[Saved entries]
==*==

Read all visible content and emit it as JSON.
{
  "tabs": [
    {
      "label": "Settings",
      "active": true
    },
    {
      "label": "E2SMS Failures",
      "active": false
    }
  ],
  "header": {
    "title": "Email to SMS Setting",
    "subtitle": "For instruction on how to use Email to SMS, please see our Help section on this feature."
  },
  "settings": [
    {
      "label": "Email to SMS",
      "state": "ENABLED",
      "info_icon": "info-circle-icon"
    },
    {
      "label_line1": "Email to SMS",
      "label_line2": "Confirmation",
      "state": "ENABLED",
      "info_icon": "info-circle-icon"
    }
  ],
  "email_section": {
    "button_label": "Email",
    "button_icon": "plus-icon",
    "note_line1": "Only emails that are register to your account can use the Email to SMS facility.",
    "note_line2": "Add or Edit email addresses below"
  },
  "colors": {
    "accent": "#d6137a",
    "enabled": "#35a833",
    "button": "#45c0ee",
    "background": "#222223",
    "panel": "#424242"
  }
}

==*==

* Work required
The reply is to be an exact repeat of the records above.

* Your response
Read all visible content and emit it as JSON.
{
  "tabs": [
    {
      "label": "Settings",
      "active": true
    },
    {
      "label": "E2SMS Failures",
      "active": false
    }
  ],
  "header": {
    "title": "Email to SMS Setting",
    "subtitle": "For instruction on how to use Email to SMS, please see our Help section on this feature."
  },
  "settings": [
    {
      "label": "Email to SMS",
      "state": "ENABLED",
      "info_icon": "info-circle-icon"
    },
    {
      "label_line1": "Email to SMS",
      "label_line2": "Confirmation",
      "state": "ENABLED",
      "info_icon": "info-circle-icon"
    }
  ],
  "email_section": {
    "button_label": "Email",
    "button_icon": "plus-icon",
    "note_line1": "Only emails that are register to your account can use the Email to SMS facility.",
    "note_line2": "Add or Edit email addresses below"
  },
  "colors": {
    "accent": "#d6137a",
    "enabled": "#35a833",
    "button": "#45c0ee",
    "background": "#222223",
    "panel": "#424242"
  }
}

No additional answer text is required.